However, looking to the current day, the industry has had a resurgence and is as popular as ever. Nothing can compare to traditionally made wrought iron products and wrought iron doors, windows and balustrades are as popular as ever!
Wrought Iron is made up of mainly elemental iron and minimal amount, around 1-2%, of added slag and to make it true wrought iron product, the metal must go through a variety of different steps, processes and treatments.
Slag is the by-product of iron-ore smelting and generally consists of a combination of silicon, sulphur, phosphorus, and aluminum oxides. This slag is what makes wrought iron both corrosion-resistant and resistant to shock fatigue.

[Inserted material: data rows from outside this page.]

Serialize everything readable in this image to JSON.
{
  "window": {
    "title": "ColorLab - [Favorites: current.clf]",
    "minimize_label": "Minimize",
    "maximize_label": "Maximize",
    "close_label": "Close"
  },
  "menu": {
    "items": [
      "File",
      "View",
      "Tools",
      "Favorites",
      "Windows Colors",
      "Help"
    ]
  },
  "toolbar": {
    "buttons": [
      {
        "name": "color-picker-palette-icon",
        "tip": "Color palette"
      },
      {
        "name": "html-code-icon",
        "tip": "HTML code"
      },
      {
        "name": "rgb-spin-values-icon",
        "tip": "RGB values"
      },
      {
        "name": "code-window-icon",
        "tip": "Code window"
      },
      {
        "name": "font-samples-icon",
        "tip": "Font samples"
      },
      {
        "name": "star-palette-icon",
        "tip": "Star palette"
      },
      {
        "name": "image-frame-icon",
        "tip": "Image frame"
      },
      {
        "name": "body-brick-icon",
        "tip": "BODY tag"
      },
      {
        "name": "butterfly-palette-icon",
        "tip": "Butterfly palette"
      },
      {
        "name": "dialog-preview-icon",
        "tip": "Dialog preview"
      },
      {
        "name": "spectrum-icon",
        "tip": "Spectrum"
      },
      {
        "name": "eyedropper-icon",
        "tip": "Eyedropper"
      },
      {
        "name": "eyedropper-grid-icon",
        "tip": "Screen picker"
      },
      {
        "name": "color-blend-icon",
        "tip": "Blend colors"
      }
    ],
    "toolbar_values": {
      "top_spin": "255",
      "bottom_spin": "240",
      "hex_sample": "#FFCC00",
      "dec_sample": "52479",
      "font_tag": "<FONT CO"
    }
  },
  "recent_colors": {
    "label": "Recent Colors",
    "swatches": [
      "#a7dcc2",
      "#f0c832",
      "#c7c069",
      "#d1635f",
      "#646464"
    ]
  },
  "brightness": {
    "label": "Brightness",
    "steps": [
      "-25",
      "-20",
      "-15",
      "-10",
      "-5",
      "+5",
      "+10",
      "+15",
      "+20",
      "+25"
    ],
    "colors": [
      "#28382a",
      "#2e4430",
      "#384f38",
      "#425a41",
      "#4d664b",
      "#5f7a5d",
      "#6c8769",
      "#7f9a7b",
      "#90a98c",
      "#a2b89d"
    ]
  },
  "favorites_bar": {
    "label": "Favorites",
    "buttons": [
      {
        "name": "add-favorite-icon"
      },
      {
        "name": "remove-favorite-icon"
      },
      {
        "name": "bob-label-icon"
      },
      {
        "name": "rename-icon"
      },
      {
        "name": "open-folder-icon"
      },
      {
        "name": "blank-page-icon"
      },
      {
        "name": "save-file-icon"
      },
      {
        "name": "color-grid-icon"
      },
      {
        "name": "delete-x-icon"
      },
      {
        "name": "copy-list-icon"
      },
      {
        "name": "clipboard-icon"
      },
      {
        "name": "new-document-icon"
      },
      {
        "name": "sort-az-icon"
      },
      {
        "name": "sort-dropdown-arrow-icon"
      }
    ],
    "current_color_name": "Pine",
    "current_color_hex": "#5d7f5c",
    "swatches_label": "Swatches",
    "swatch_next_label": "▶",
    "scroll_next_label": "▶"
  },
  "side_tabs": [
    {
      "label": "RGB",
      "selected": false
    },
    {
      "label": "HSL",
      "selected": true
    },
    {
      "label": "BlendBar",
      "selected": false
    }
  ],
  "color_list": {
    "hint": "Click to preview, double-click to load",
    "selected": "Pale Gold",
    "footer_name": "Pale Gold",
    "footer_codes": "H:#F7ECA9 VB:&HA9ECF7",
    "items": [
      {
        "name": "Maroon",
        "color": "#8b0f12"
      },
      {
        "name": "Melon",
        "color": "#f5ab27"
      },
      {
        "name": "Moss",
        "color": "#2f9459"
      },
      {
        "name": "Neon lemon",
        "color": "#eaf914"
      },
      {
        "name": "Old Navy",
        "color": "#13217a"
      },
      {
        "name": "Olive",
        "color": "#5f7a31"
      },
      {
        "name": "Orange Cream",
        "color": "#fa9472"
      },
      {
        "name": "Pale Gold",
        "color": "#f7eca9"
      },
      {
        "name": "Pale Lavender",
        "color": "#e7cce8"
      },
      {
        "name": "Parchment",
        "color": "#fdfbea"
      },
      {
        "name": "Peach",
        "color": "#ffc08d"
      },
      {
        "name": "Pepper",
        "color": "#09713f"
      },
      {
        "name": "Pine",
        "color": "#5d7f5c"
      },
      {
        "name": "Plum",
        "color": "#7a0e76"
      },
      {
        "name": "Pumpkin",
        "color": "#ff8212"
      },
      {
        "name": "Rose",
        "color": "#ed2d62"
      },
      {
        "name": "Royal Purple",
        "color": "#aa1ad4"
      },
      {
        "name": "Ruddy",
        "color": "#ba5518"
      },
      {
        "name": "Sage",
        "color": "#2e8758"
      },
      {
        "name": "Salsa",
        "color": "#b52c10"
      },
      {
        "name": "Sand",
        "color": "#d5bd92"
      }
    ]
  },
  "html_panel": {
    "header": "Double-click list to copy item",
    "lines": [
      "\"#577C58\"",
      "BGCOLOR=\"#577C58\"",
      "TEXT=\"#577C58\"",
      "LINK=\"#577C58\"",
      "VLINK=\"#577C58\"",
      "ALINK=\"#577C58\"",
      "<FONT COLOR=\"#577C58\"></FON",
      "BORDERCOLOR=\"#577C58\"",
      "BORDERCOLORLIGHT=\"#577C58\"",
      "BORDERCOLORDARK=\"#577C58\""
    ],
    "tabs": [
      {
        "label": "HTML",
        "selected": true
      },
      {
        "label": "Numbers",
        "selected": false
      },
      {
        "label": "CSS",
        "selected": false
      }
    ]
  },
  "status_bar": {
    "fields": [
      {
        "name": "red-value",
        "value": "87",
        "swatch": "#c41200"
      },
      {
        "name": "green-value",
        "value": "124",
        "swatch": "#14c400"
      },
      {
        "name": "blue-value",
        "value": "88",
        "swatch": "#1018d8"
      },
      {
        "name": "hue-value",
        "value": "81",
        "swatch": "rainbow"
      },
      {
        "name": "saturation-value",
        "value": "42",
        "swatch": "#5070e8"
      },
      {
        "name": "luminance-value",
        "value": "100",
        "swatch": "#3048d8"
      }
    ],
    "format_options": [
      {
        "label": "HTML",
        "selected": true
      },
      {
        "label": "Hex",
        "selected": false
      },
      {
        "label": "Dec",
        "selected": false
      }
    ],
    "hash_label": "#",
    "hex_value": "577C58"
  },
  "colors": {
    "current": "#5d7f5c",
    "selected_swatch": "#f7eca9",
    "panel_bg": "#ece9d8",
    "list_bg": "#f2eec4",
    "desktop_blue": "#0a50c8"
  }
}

The metal is hot dip galvanised, which is the process of coating iron and steel with zinc which fuses with the surface when the metal is immersed in molten zinc and when exposed to the atmosphere, the pure zinc reacts with oxygen to form zinc oxide. In turn this reacts with carbon dioxide to create zinc carbonate.
Wrought iron is a highly malleable metal. This means that it can be heated, re-heated, and worked into all different shapes – the more wrought iron is worked the stronger it becomes. As it has less carbon than other metals like cast iron, it is a softer more ductile material (ductile is the ability to be made into a thin wire without losing strength). Wrought iron’s fibrous appearance is its key defining characteristic.
Bring Your Wrought IronProject to Life – Home or Business Premises
Wrought iron is an art form with an expansive history behind it. According to the history books, the earliest iron gates and fences, which denoted triumphs, power, and money, were built under the Roman Empire. Wrought iron gates from the Middle Ages, which are still present in many of Europe’s historic towns and cities, were employed for both security and ornamental functions.
In today’s modern homes and business premises, you can still find many wrought iron gates that mimic the designs available in the Victorian era, with plenty of gothic character and magical charm. These materials nonetheless offer a strong level of security while being substantially lighter than conventional iron gates.
Visit our Melbourne or Sydney showroom to see some beautiful examples of the wrought iron process! Debating whether to get wrought iron over steel products? Find out the difference here!